Some thoughts about money
I found out yesterday that a girl who graduated college a year ahead of me – is now unemployed and living in Vancouver. She got laid off from her job. Yikes. I told her I’d be on the lookout for potential openings anywhere, but it’s tough. There is so much competition and very few job postings. She even mentioned once that she might consider payday loans or a cash advance. Every day I’m grateful that I have a job that’s relatively secure (as secure as you can get in this industry at least).
And then it got me thinking about a lot of things. Money-related, of course.

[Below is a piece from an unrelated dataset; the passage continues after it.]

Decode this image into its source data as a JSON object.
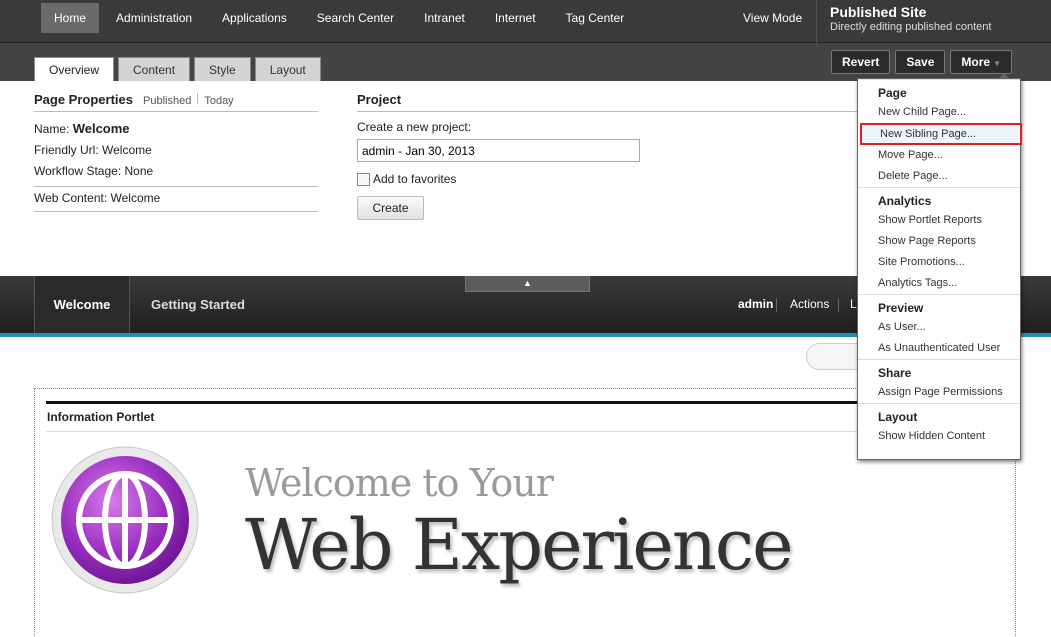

My apartment building looks like an ugly sack of crap compared to where my friends are living in Vancouver. But, I’m paying a lot less rent than they are paying to live in the trendy parts of town. I live close to work so I don’t have to spend money on transportation, I don’t go out partying every weekend, and I’ve learned how to prioritize and save my money for the things that I value the most. I’d love to live in a great apartment, eat in expensive restaurant, buy shoes and clothing, drink beers at pubs, and say yes to every fun social event that comes up. But I can’t. Not because I don’t have the money, but because that’s not in my personality to spend money on those kinds of things anymore.

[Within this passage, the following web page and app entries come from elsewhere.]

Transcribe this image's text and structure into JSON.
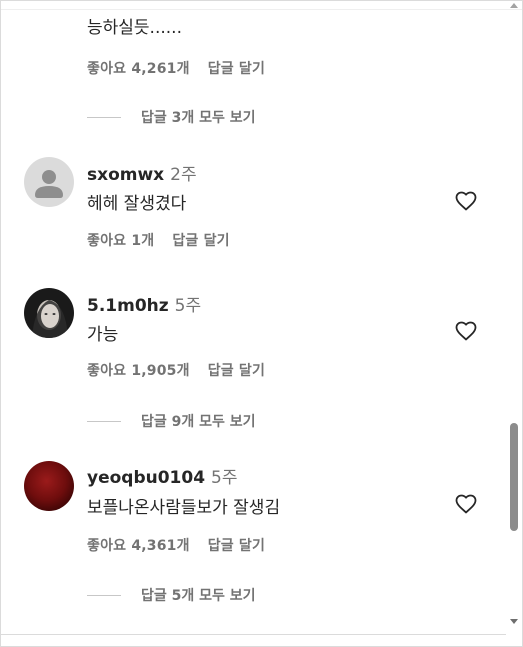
{
  "partial_comment": {
    "text": "능하실듯......",
    "likes": "좋아요 4,261개",
    "reply": "답글 달기",
    "view_replies": "답글 3개 모두 보기"
  },
  "comments": [
    {
      "username": "sxomwx",
      "age": "2주",
      "text": "헤헤 잘생겼다",
      "likes": "좋아요 1개",
      "reply": "답글 달기",
      "avatar": "default-avatar-icon"
    },
    {
      "username": "5.1m0hz",
      "age": "5주",
      "text": "가능",
      "likes": "좋아요 1,905개",
      "reply": "답글 달기",
      "view_replies": "답글 9개 모두 보기",
      "avatar": "profile-photo"
    },
    {
      "username": "yeoqbu0104",
      "age": "5주",
      "text": "보플나온사람들보가 잘생김",
      "likes": "좋아요 4,361개",
      "reply": "답글 달기",
      "view_replies": "답글 5개 모두 보기",
      "avatar": "red-profile-photo"
    }
  ],
  "colors": {
    "primary_text": "#262626",
    "secondary_text": "#737373",
    "divider": "#c7c7c7"
  }
}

Money is made to be spent. I fully agree. But spent on the things that you value. My new budget allows me to save about $1,300/month, but I have yet to save that much. Why? There are things I want to buy. I work hard, and I want to enjoy myself. I wanted to start skiing, so I spent $1,200. Today I bought 3 tickets to the upcoming Death Cab for Cutie concert ($182.85) – nobody’s paying me back – my treat. I took BF out to a $40 sushi dinner the other night. Some people might choose to spend money on other things. Others will have a problem with what I spend my money on, and that’s okay. It’s not their money. That’s what’s so great about personal finance – we get insight on what other people value in their lives. And that in turn forces us to take a look at how we spend our money.
$900 of my money every month automatically goes into savings no matter what. That’s how much I need to save in order to meet my financial goals. So if I can save anything more than that, it’s a bonus. Living the lifestyle that I live, I have the potential to save about an additional $400/month. Some months I come close, some months I don’t. And I’m come to realize that I’m okay with that. Being financially independent is about depending on yourself, feeling comfortable with your money, living within your means, and achieving your own personal financial goals.

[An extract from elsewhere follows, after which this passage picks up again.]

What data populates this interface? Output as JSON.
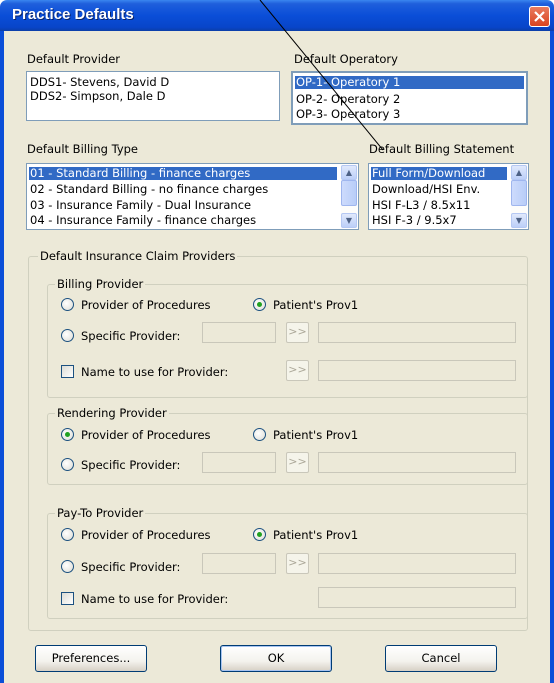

Author: Krystal Yee
I’m a writer, personal finance blogger, and marketing professional based in Vancouver. I’m a former Toronto Star (Moneyville) columnist, author of The Beginner’s Guide to Saving and Investing, and co-founder of the Canadian Personal Finance Conference. When I’m not working, you can usually find me running, playing field hockey, or plotting my next adventure.